A selection of Niklas Luhmann’s articles published in English and loosely arranged into categories. Where no abstract is provided the first paragraph is given instead.
The Code of the Moral
Luhmann, N. 14 Cardozo Law Review (1992-1993) 995
In the rhetorical tradition of the late Renaissance, in the Sixteenth Century, the custom spread of attracting attention and shocking through paradoxical assertions. Not only playful artistry and entertainment were at stake. The aim of shock was to stimulate reflection. The concept of paradox was still meant literally as something that lies beyond the sphere of correct opinion, an offense against the commun parere. This vogue for fashioning paradoxes may be associated with the decline of the medieval technique of disputation – posing a problem (quaestio), then referring to contrasting opinions, and finally giving the right answer on the basis of a claimed authority. However, after religious strife and printing dissolved the certainty of authoritative solutions, all that remained was the bare difference of opinion, which was presented in the form of paradox in order to suggest that one should not conveniently follow tradition, but should instead be on the lookout for new and reflective solutions to problems. Even today, one occasionally finds formulations that recall this largely forgotten tradition. According to its form, paradox is a self- referential oscillation in itself, hence a formally closed mode of operation. According to its function, it is but an allusion to itself, suggesting the conclusion that one must somehow escape this trap. In this double sense of a self-referential allusion to the absence of escape hatches from this form of self-reference, a paradox is simultaneously an invitation to the unfolding of paradox and to resolution of its circle by means of a distinction of stable identities.
The consequences of enjoying the fruit are, and remain, veiled. All one knows is that bifurcations or binary schemes are at play. The leap from paradise to paradox is broad and risky. Hence, preferring a comfortable middle position, one settles down with the moral so as to obtain a position of tranquillity that is itself good and permits one to distinguish all other things as good or bad.
The Paradoxy of Observing Systems
Luhmann, N. 31 Cultural Critique (Part II, Autumn 1995) 37
In spite of several attempts, it is still difficult to submit formal sciences such as logic or mathematics to a sociological analysis.

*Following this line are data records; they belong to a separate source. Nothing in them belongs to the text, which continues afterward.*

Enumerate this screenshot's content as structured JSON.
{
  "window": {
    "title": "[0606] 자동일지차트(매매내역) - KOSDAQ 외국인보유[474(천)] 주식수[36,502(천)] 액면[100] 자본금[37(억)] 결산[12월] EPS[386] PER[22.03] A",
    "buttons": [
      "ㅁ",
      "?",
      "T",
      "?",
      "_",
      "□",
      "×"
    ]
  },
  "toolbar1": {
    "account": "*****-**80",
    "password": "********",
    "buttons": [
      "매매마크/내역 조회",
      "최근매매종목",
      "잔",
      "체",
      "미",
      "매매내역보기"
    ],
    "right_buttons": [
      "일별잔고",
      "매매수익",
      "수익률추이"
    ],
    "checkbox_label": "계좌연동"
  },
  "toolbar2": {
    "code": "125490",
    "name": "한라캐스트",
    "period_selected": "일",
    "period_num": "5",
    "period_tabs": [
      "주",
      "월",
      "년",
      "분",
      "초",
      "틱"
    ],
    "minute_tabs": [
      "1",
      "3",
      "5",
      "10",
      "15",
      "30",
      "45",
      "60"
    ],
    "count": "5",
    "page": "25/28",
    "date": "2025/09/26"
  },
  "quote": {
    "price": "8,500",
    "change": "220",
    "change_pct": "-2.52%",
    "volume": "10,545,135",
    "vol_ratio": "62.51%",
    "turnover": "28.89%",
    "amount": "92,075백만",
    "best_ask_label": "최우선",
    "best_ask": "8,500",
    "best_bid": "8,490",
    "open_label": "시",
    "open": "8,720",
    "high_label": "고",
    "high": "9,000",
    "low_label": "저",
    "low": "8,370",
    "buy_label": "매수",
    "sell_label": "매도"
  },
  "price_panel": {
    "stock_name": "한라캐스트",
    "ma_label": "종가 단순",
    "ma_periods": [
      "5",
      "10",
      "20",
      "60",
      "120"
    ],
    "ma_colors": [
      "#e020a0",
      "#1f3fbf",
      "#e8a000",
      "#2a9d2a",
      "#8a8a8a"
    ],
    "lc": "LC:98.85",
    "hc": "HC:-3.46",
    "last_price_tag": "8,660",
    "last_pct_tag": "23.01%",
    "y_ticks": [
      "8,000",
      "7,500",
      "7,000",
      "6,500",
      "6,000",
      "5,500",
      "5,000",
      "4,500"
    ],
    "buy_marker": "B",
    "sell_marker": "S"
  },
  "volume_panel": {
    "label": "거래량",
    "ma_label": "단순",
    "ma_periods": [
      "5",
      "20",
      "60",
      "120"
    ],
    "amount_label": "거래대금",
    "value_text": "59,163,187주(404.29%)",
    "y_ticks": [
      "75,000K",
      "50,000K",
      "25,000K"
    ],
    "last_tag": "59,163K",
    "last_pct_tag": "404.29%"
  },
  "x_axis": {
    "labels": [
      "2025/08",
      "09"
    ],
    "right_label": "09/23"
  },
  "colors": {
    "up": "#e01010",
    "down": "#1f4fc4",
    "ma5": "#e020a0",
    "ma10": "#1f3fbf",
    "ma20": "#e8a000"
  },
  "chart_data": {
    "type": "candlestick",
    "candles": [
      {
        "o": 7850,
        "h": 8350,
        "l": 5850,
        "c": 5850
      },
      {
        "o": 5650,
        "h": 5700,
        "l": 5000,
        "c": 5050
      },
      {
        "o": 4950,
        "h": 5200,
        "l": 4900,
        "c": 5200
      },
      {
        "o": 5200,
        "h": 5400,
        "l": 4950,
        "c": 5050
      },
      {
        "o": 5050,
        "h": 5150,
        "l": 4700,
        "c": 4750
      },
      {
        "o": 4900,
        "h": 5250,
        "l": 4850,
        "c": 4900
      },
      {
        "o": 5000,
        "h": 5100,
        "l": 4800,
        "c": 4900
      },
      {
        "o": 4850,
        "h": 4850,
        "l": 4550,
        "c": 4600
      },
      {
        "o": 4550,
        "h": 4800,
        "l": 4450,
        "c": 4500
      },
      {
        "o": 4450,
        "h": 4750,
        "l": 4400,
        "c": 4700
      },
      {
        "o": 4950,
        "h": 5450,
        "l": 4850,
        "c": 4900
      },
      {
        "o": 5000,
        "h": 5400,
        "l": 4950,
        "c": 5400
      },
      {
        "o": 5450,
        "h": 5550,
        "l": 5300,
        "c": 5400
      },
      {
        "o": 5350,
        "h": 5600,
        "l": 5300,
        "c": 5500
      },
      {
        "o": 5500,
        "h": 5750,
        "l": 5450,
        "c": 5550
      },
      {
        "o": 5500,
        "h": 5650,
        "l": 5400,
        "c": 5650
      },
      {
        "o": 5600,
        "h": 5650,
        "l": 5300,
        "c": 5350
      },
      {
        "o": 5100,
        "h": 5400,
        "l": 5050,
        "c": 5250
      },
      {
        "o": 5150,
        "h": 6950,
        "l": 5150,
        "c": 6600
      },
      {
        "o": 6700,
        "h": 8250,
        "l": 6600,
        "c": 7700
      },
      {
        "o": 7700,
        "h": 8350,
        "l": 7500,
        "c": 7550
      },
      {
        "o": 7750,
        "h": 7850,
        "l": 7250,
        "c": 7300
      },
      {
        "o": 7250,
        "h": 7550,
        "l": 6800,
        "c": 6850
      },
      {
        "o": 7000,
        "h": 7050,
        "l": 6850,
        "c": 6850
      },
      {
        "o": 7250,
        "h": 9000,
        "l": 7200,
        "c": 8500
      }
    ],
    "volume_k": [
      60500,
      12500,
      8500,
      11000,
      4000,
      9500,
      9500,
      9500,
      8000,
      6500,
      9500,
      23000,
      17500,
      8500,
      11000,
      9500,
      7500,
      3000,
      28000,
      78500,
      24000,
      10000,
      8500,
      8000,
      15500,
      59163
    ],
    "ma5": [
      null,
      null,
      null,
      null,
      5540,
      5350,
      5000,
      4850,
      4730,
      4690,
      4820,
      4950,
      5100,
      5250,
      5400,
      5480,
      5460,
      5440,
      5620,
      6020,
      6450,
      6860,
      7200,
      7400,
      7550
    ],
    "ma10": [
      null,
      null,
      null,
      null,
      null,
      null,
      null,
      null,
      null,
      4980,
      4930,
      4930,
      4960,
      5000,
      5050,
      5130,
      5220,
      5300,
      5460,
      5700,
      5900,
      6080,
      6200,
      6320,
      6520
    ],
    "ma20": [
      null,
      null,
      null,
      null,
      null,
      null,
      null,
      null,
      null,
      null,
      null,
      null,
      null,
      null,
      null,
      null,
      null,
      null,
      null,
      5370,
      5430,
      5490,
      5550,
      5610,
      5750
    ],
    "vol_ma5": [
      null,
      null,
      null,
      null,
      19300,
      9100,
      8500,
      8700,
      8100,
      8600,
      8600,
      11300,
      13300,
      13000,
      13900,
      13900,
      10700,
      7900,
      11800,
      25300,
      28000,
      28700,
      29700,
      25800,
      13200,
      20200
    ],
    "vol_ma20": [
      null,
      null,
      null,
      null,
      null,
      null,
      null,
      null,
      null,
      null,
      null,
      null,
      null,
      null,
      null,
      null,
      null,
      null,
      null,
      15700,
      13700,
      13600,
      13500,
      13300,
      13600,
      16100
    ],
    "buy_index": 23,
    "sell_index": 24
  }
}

Such an analysis would entail discovering empirical correlations between specific social conditions and specific formal structures. Both the conditions and the structures would then have to be treated as variables whose “values” would appear as contingent, despite their claims to be “natural” (as society) or necessary (as the principles, axioms, and rules of logic). One would have to assert that the natural is artificial because it is produced by society and that the necessary is contingent because under different conditions it may have to accept different forms. These are paradoxical statements, but we need them when we have to distinguish different observers from each other or when we have to distinguish self-observations from external observation, because for the self-observer things may appear as natural and necessary, whereas when seen from the outside they may appear artificial and contingent (see L6fgren, “Towards System”). The world thus variously observed remains, nevertheless, the same world, and therefore we have a paradox. An observer, then, is supposed to decide whether something is natural or artificial, necessary or contingent. But who can observe the observer (as necessary for this decision) and the decision (as contingent for the observer)? The observer may refuse to make this decision, but can the observer observe without making this decision or would the observer have to withdraw, when refusing this decision, to the position of a non-observing observer?